By Cheryl Steinberg
Everything is new these days. In this digital age – an era filled with inventions that have fundamentally altered the way we live – the long-term effects are yet to be fully understood.
However, one thing is clear, people are getting burned out. Especially on social media. Not everyone might be willing to admit it but, people are addicted to Facebook, Instagram, and what-not. Next time you’re with your group of friends or out to dinner, take a minute to look around. How many people are staring at their phones? Even though they are in the company of living, breathing individuals, they seem to much-prefer the comfort of their phone rather than the comfort of actual, human interaction.
With the advent of social media, nearly everyone in possession of a smart phone and is therefore tied to some sort of information cycle, often comprised of social media feeds as well as a heavy dose of work in the form of e-mails that are constantly bombarding you. Add to this the non-stop highlight reel that so often makes up most of what we see of other people’s lives, leading to FOMO (fear of missing out) and feelings of not measuring up from the pain of the inconsistency between real life and Instagram, and the never-ending ‘keeping up with the Jones’s’ by constantly vying for the most “likes.”
Patty Forbes Pedzwater, a practicing psychotherapist in Manhattan, says that, in recent years, she has seen the increase in younger patients needing her services, so much so that she has had to refocus her practice to deal specifically with clients between the ages of 22 and 35.
“I was starting to see a lot of young women around 32-33 that had already crossed into that burnout state,” she says, noting that one of the reasons she went younger was that she was hoping to head these women off before it got too bad. Instead, she’s now hearing patients complain of burnout symptoms as early as their freshman year in college. “That’s new.”
Burnout in the Digital Age
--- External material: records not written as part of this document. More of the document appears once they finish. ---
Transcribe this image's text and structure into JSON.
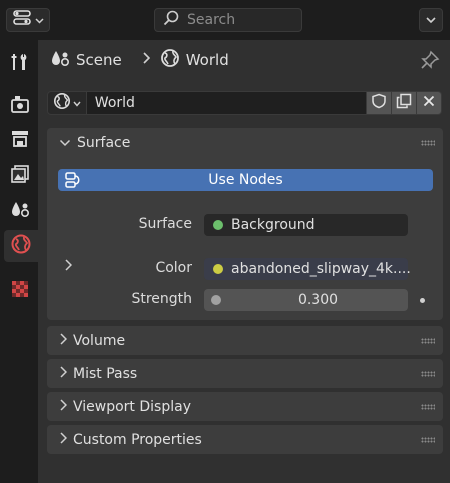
{
  "topbar": {
    "search_placeholder": "Search",
    "editor_icon": "properties-editor-icon",
    "menu_icon": "chevron-down-icon"
  },
  "sidebar": {
    "tabs": [
      {
        "icon": "tool-icon",
        "active": false
      },
      {
        "icon": "render-icon",
        "active": false
      },
      {
        "icon": "output-icon",
        "active": false
      },
      {
        "icon": "view-layer-icon",
        "active": false
      },
      {
        "icon": "scene-icon",
        "active": false
      },
      {
        "icon": "world-icon",
        "active": true
      },
      {
        "icon": "texture-icon",
        "active": false
      }
    ]
  },
  "breadcrumb": {
    "scene_label": "Scene",
    "world_label": "World",
    "separator_icon": "chevron-right-icon",
    "pin_icon": "pin-icon"
  },
  "world_selector": {
    "name": "World",
    "type_icon": "world-icon",
    "buttons": [
      "fake-user-shield-icon",
      "duplicate-icon",
      "unlink-x-icon"
    ]
  },
  "panels": {
    "surface": {
      "title": "Surface",
      "expanded": true,
      "use_nodes_label": "Use Nodes",
      "surface_label": "Surface",
      "surface_value": "Background",
      "surface_dot_color": "#6cbf6c",
      "color_label": "Color",
      "color_value": "abandoned_slipway_4k....",
      "color_dot_color": "#cccc44",
      "strength_label": "Strength",
      "strength_value": "0.300",
      "strength_dot_color": "#a1a1a1"
    },
    "collapsed": [
      {
        "title": "Volume"
      },
      {
        "title": "Mist Pass"
      },
      {
        "title": "Viewport Display"
      },
      {
        "title": "Custom Properties"
      }
    ]
  },
  "colors": {
    "accent": "#4772b3",
    "world_tab_icon": "#e05050",
    "texture_tab_icon": "#c04040",
    "panel_bg": "#3d3d3d",
    "editor_bg": "#303030"
  }
}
With social media always at their fingertips, work life suffers but so does home life. The problem of burnout becomes about needing permission to go home or otherwise unwind, says Pedzwater. “I hear it all the time,” she notes, somewhat reassuringly. “It’s simply a fantasy of something we perceive to have a beginning, middle, and an end. There’s a timer on it. You work someplace, the whistle blows, and you’re out.”
I know that for me, as well as friends who have echoed the same sentiment, I used to look forward to the days when I would be done with school and enter the workforce because my understanding was that then, at least, there would be a set schedule; a time when I knew I’d be headed home and therefore a definitive end to my doing work, or else having my attention tied up.
However, with the digital age and the advent of social media, we’re always “on” and going, going, going. There really is no end, per se, except for when we decide to go to bed. And even then, many of us have our phone within arm’s reach and that’s enough to inhibit good, restorative sleep. It seems we always have “one eye open” – figuratively speaking – when it comes to social media, smart phones, and other digital era phenomena.
Addiction does not only refer to substance abuse; it also can define behavioral issues such as the obsession with certain activities, such as internet addiction, compulsive gambling, compulsive shopping, and sex addiction. If you or someone you love is struggling with a drug addiction or another type of addiction – where it is having a negative impact on their lives, help is available. Please call toll-free 1-800-951-6135 to speak directly with an Addiction Specialist. We are available 24/7.